I mentioned several complaints, and I do feel it warranted to mention those here.  First, I had some difficulty reconciling Bruce’s appearance in relation to Watson’s appearance.  Bruce is slightly more bulky than I would imagine Watson to be, and while I can understand the producers’ desires to prevent Watson from overshadowing Holmes, one can not help but wonder: was this the Watson so well known for his attraction of women?  I hardly think so.

I also noticed that, in place of the stupidity that would later define Bruce’s role as Watson, this Watson was quite hostile.  He seemed in a constant state of anger, complete with much yelling and bitterness.  Again, this deviated from the Watson I remember, and so, it was slightly jarring at times.

Still, both of these things can be forgive, as it was entirely too refreshing to see Watson as a capable helpmate.

The Hound

With the advent of special effects, recent producers of the Hound have attempted to make the beast more fearful by applying (what is now) dated technology.  This version of the Hound merely used a rather large, fearsome looking dog, and it worked quite well.  There is something to be said for simple, and I think this version of the film is a good example of that.

The Slash

Perhaps the most wonderful aspect of this film is the slash.  Here we are shown a very tactile Holmes, and it is interesting to note Holmes’ tendency to touch and caress every attractive male he comes across.  Indeed, in nearly every seen Holmes shares with Henry Baskerville, Holmes finds some excuse to touch Sir Henry.

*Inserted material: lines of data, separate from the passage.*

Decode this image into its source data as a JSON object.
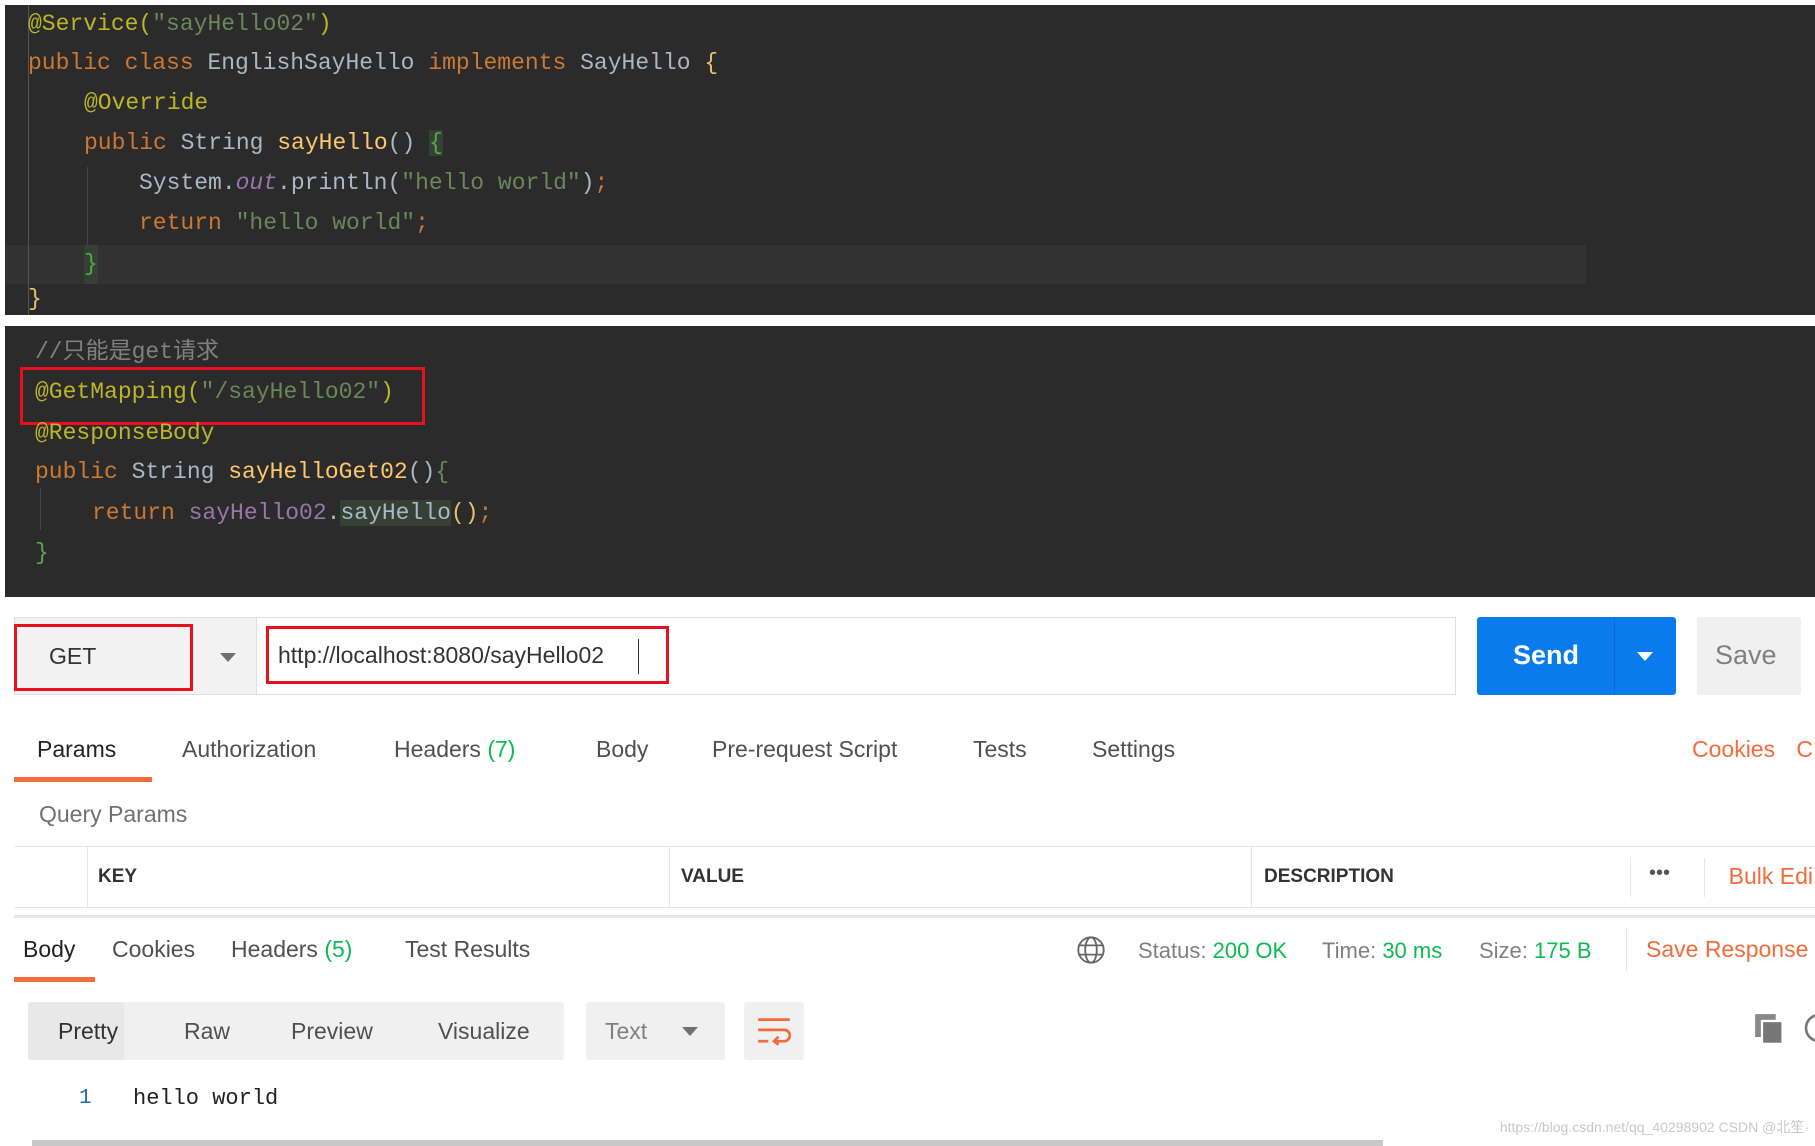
{
  "editor1": {
    "lines": [
      "@Service(\"sayHello02\")",
      "public class EnglishSayHello implements SayHello {",
      "@Override",
      "public String sayHello() {",
      "System.out.println(\"hello world\");",
      "return \"hello world\";",
      "}",
      "}"
    ]
  },
  "editor2": {
    "comment": "//只能是get请求",
    "mapping": "@GetMapping(\"/sayHello02\")",
    "response_body": "@ResponseBody",
    "signature": "public String sayHelloGet02(){",
    "return_line": "return sayHello02.sayHello();",
    "close": "}"
  },
  "request": {
    "method": "GET",
    "url": "http://localhost:8080/sayHello02",
    "send_label": "Send",
    "save_label": "Save"
  },
  "request_tabs": [
    {
      "label": "Params",
      "active": true
    },
    {
      "label": "Authorization"
    },
    {
      "label": "Headers",
      "count": "(7)"
    },
    {
      "label": "Body"
    },
    {
      "label": "Pre-request Script"
    },
    {
      "label": "Tests"
    },
    {
      "label": "Settings"
    }
  ],
  "cookies_link": "Cookies",
  "code_link": "C",
  "query_params": {
    "title": "Query Params",
    "columns": [
      "KEY",
      "VALUE",
      "DESCRIPTION"
    ],
    "more": "•••",
    "bulk_edit": "Bulk Edi"
  },
  "response": {
    "tabs": [
      {
        "label": "Body",
        "active": true
      },
      {
        "label": "Cookies"
      },
      {
        "label": "Headers",
        "count": "(5)"
      },
      {
        "label": "Test Results"
      }
    ],
    "status_label": "Status:",
    "status": "200 OK",
    "time_label": "Time:",
    "time": "30 ms",
    "size_label": "Size:",
    "size": "175 B",
    "save_response": "Save Response",
    "views": [
      "Pretty",
      "Raw",
      "Preview",
      "Visualize"
    ],
    "format": "Text",
    "body_lines": [
      {
        "n": "1",
        "text": "hello world"
      }
    ]
  },
  "watermark": "https://blog.csdn.net/qq_40298902  CSDN @北笙·",
  "colors": {
    "accent": "#f26b3a",
    "send": "#097bed",
    "success": "#0cbb52",
    "highlight": "#e8101c"
  }
}
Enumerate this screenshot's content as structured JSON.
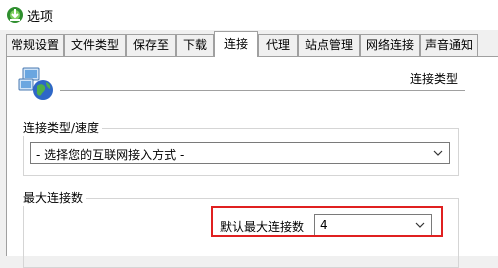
{
  "window": {
    "title": "选项",
    "icon": "download-manager-icon"
  },
  "tabs": [
    {
      "label": "常规设置"
    },
    {
      "label": "文件类型"
    },
    {
      "label": "保存至"
    },
    {
      "label": "下载"
    },
    {
      "label": "连接",
      "active": true
    },
    {
      "label": "代理"
    },
    {
      "label": "站点管理"
    },
    {
      "label": "网络连接"
    },
    {
      "label": "声音通知"
    }
  ],
  "connection": {
    "header_icon": "network-globe-icon",
    "section_title": "连接类型",
    "type_group": {
      "label": "连接类型/速度",
      "selected": "- 选择您的互联网接入方式 -"
    },
    "max_group": {
      "label": "最大连接数",
      "default_label": "默认最大连接数",
      "default_value": "4"
    }
  },
  "colors": {
    "highlight": "#e02020"
  }
}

This is not limited to outside characters.  Holmes is also quite tactile with Watson, and on several occasions we are witness to Holmes and Watson walking, quite cheerfully, arm in arm down the street or through the moor.  Indeed, when Holmes isn’t touching Watson, he is gazing at him, or using terms of endearment to refer to him.  It is quite remarkable, and very suggestive that a film adaptation should accentuate the subtext found in Canon.

Sadly, however, the film did present several undesirable elements, which I fear I must touch on.

The Deviations

While overall the script remained quite true to Canon, several deviations presented themselves, and, for the most part, these deviations did little to further the story.

I speak of course of the séance scene.  When it was first suggested, I thought perhaps that the film was poking fun at Sir Arthur Conan Doyle (who, at this point, was quite well known for his Spiritualism) and yet, as it progressed, I found myself quite disappointed in the inclusion of such a thing.  Holmes, I suspect, would have been appalled by the application of such methods.

Then there were the Stapletons.  One of the more fascinating elements of Canon was the realization that the Stapletons were in fact a married couple.  This premise was dismissed, and in its place Beryl and John Stapleton became, in fact, brother and sister.  This actually confused me greatly, for one still sensed jealousy from John Stapleton, and discomfort from Beryl Stapleton.

Finally, the ending was quite weak.  It was abrupt, and failed to resolve the story in the same manner Doyle resolved the story.  The audience was left wondering what had happened to Stapleton, and while I am certain this was done to create a sense of mystery, it was wholly unsatisfying.  The reference to Holmes’ cocaine addiction, however, was quite fitting.

While some deviations were quite amusing (for example, Watson’s claim that he was Sherlock Holmes had me in stitches) for the most part I could have done without them.

Overall, though, despite these quibbles, the film was quite good.  Better than the later Rathbone/Bruce films, and one can not help but wonder why it was that Universal decided to reduce to Bruce’s Watson to a bumbling fool, or indeed, why they decided to cast aside the Victorian era in favour of the Second World War.

Questions we shall perhaps never know, and yet, I am confident that I would have very likely emerged a great fan of Rathbone/Bruce were it not for the deviations of these latter films.

In the end, Rathbone’s The Hound of the Baskervilles earns 3 out of 5 pipes; two pipes removed for the deviations and the issues with Watson.